*** Opening of DATA TO EXAMINE ***

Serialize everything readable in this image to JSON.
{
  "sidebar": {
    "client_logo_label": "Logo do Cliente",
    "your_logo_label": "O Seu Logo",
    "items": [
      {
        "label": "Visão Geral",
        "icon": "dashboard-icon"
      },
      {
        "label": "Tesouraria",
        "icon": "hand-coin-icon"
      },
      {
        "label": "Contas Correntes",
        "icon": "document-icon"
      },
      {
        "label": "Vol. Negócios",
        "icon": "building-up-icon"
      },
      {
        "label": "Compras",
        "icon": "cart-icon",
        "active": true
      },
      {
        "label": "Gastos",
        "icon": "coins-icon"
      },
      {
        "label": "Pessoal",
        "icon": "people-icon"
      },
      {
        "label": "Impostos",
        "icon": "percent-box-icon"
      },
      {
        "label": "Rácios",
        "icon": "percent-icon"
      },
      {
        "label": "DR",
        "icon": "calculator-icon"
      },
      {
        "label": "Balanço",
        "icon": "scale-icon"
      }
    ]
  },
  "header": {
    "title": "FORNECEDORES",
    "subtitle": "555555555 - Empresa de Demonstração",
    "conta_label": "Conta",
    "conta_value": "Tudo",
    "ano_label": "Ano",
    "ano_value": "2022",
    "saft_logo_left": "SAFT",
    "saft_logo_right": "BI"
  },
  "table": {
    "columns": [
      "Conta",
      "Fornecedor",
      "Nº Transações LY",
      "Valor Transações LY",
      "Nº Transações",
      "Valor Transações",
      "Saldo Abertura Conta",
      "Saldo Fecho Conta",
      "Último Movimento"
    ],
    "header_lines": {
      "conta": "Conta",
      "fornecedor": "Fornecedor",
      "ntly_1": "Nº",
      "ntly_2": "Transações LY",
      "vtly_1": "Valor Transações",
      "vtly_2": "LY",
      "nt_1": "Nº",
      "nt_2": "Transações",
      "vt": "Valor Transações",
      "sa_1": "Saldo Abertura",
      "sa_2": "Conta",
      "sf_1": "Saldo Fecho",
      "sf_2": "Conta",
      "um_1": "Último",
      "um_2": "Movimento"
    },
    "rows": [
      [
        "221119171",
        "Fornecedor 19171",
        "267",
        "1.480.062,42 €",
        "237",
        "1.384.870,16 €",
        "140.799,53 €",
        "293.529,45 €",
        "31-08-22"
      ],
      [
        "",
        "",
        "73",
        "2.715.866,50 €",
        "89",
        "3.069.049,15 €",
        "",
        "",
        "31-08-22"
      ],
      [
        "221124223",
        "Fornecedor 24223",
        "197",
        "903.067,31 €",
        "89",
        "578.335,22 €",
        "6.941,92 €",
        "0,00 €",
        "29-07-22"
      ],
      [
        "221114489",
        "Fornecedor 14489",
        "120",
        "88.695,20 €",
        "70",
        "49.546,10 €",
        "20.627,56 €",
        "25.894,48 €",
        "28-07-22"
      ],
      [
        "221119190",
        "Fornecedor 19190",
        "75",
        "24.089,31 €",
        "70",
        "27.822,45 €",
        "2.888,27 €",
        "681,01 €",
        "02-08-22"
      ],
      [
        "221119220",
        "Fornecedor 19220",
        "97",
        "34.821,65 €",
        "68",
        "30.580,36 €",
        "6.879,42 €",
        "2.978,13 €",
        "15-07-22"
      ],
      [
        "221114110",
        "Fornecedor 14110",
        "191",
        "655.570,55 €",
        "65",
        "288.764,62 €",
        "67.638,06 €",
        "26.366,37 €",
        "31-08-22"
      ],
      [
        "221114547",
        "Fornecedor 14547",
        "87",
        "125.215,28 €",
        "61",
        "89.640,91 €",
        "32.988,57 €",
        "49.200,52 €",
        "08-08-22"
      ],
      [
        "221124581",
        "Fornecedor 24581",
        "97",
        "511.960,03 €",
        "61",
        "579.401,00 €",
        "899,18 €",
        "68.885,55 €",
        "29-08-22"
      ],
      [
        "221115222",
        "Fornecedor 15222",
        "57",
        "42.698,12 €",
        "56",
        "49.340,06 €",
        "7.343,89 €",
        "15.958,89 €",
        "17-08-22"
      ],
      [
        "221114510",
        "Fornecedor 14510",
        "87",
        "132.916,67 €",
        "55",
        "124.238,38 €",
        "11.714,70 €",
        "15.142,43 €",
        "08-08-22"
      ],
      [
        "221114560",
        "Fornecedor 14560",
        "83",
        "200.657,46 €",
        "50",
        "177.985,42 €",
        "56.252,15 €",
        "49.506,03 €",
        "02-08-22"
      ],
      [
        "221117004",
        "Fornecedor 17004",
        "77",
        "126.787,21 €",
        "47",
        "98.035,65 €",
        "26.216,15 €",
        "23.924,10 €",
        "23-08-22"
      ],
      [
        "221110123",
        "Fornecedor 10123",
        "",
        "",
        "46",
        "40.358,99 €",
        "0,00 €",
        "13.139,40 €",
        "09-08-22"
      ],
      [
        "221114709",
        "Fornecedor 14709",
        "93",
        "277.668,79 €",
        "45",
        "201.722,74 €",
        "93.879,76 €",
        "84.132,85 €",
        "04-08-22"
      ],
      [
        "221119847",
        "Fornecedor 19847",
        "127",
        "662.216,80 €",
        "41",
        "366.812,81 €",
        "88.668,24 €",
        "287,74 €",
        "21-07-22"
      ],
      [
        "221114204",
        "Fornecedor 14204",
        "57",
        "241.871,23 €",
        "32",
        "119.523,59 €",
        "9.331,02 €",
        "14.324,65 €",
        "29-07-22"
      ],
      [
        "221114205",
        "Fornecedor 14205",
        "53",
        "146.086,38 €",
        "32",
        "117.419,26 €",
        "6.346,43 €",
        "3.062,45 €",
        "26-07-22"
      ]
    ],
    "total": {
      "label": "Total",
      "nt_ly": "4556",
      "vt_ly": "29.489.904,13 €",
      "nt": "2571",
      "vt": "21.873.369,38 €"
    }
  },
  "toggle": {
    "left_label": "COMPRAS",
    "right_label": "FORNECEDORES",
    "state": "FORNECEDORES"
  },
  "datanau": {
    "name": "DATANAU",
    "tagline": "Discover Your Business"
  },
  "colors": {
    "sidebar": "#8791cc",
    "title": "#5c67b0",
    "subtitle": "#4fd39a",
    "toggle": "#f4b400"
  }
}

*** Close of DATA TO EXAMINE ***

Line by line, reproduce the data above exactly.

Serialize everything readable in this image to JSON.
{
  "sidebar": {
    "client_logo_label": "Logo do Cliente",
    "your_logo_label": "O Seu Logo",
    "items": [
      {
        "label": "Visão Geral",
        "icon": "dashboard-icon"
      },
      {
        "label": "Tesouraria",
        "icon": "hand-coin-icon"
      },
      {
        "label": "Contas Correntes",
        "icon": "document-icon"
      },
      {
        "label": "Vol. Negócios",
        "icon": "building-up-icon"
      },
      {
        "label": "Compras",
        "icon": "cart-icon",
        "active": true
      },
      {
        "label": "Gastos",
        "icon": "coins-icon"
      },
      {
        "label": "Pessoal",
        "icon": "people-icon"
      },
      {
        "label": "Impostos",
        "icon": "percent-box-icon"
      },
      {
        "label": "Rácios",
        "icon": "percent-icon"
      },
      {
        "label": "DR",
        "icon": "calculator-icon"
      },
      {
        "label": "Balanço",
        "icon": "scale-icon"
      }
    ]
  },
  "header": {
    "title": "FORNECEDORES",
    "subtitle": "555555555 - Empresa de Demonstração",
    "conta_label": "Conta",
    "conta_value": "Tudo",
    "ano_label": "Ano",
    "ano_value": "2022",
    "saft_logo_left": "SAFT",
    "saft_logo_right": "BI"
  },
  "table": {
    "columns": [
      "Conta",
      "Fornecedor",
      "Nº Transações LY",
      "Valor Transações LY",
      "Nº Transações",
      "Valor Transações",
      "Saldo Abertura Conta",
      "Saldo Fecho Conta",
      "Último Movimento"
    ],
    "header_lines": {
      "conta": "Conta",
      "fornecedor": "Fornecedor",
      "ntly_1": "Nº",
      "ntly_2": "Transações LY",
      "vtly_1": "Valor Transações",
      "vtly_2": "LY",
      "nt_1": "Nº",
      "nt_2": "Transações",
      "vt": "Valor Transações",
      "sa_1": "Saldo Abertura",
      "sa_2": "Conta",
      "sf_1": "Saldo Fecho",
      "sf_2": "Conta",
      "um_1": "Último",
      "um_2": "Movimento"
    },
    "rows": [
      [
        "221119171",
        "Fornecedor 19171",
        "267",
        "1.480.062,42 €",
        "237",
        "1.384.870,16 €",
        "140.799,53 €",
        "293.529,45 €",
        "31-08-22"
      ],
      [
        "",
        "",
        "73",
        "2.715.866,50 €",
        "89",
        "3.069.049,15 €",
        "",
        "",
        "31-08-22"
      ],
      [
        "221124223",
        "Fornecedor 24223",
        "197",
        "903.067,31 €",
        "89",
        "578.335,22 €",
        "6.941,92 €",
        "0,00 €",
        "29-07-22"
      ],
      [
        "221114489",
        "Fornecedor 14489",
        "120",
        "88.695,20 €",
        "70",
        "49.546,10 €",
        "20.627,56 €",
        "25.894,48 €",
        "28-07-22"
      ],
      [
        "221119190",
        "Fornecedor 19190",
        "75",
        "24.089,31 €",
        "70",
        "27.822,45 €",
        "2.888,27 €",
        "681,01 €",
        "02-08-22"
      ],
      [
        "221119220",
        "Fornecedor 19220",
        "97",
        "34.821,65 €",
        "68",
        "30.580,36 €",
        "6.879,42 €",
        "2.978,13 €",
        "15-07-22"
      ],
      [
        "221114110",
        "Fornecedor 14110",
        "191",
        "655.570,55 €",
        "65",
        "288.764,62 €",
        "67.638,06 €",
        "26.366,37 €",
        "31-08-22"
      ],
      [
        "221114547",
        "Fornecedor 14547",
        "87",
        "125.215,28 €",
        "61",
        "89.640,91 €",
        "32.988,57 €",
        "49.200,52 €",
        "08-08-22"
      ],
      [
        "221124581",
        "Fornecedor 24581",
        "97",
        "511.960,03 €",
        "61",
        "579.401,00 €",
        "899,18 €",
        "68.885,55 €",
        "29-08-22"
      ],
      [
        "221115222",
        "Fornecedor 15222",
        "57",
        "42.698,12 €",
        "56",
        "49.340,06 €",
        "7.343,89 €",
        "15.958,89 €",
        "17-08-22"
      ],
      [
        "221114510",
        "Fornecedor 14510",
        "87",
        "132.916,67 €",
        "55",
        "124.238,38 €",
        "11.714,70 €",
        "15.142,43 €",
        "08-08-22"
      ],
      [
        "221114560",
        "Fornecedor 14560",
        "83",
        "200.657,46 €",
        "50",
        "177.985,42 €",
        "56.252,15 €",
        "49.506,03 €",
        "02-08-22"
      ],
      [
        "221117004",
        "Fornecedor 17004",
        "77",
        "126.787,21 €",
        "47",
        "98.035,65 €",
        "26.216,15 €",
        "23.924,10 €",
        "23-08-22"
      ],
      [
        "221110123",
        "Fornecedor 10123",
        "",
        "",
        "46",
        "40.358,99 €",
        "0,00 €",
        "13.139,40 €",
        "09-08-22"
      ],
      [
        "221114709",
        "Fornecedor 14709",
        "93",
        "277.668,79 €",
        "45",
        "201.722,74 €",
        "93.879,76 €",
        "84.132,85 €",
        "04-08-22"
      ],
      [
        "221119847",
        "Fornecedor 19847",
        "127",
        "662.216,80 €",
        "41",
        "366.812,81 €",
        "88.668,24 €",
        "287,74 €",
        "21-07-22"
      ],
      [
        "221114204",
        "Fornecedor 14204",
        "57",
        "241.871,23 €",
        "32",
        "119.523,59 €",
        "9.331,02 €",
        "14.324,65 €",
        "29-07-22"
      ],
      [
        "221114205",
        "Fornecedor 14205",
        "53",
        "146.086,38 €",
        "32",
        "117.419,26 €",
        "6.346,43 €",
        "3.062,45 €",
        "26-07-22"
      ]
    ],
    "total": {
      "label": "Total",
      "nt_ly": "4556",
      "vt_ly": "29.489.904,13 €",
      "nt": "2571",
      "vt": "21.873.369,38 €"
    }
  },
  "toggle": {
    "left_label": "COMPRAS",
    "right_label": "FORNECEDORES",
    "state": "FORNECEDORES"
  },
  "datanau": {
    "name": "DATANAU",
    "tagline": "Discover Your Business"
  },
  "colors": {
    "sidebar": "#8791cc",
    "title": "#5c67b0",
    "subtitle": "#4fd39a",
    "toggle": "#f4b400"
  }
}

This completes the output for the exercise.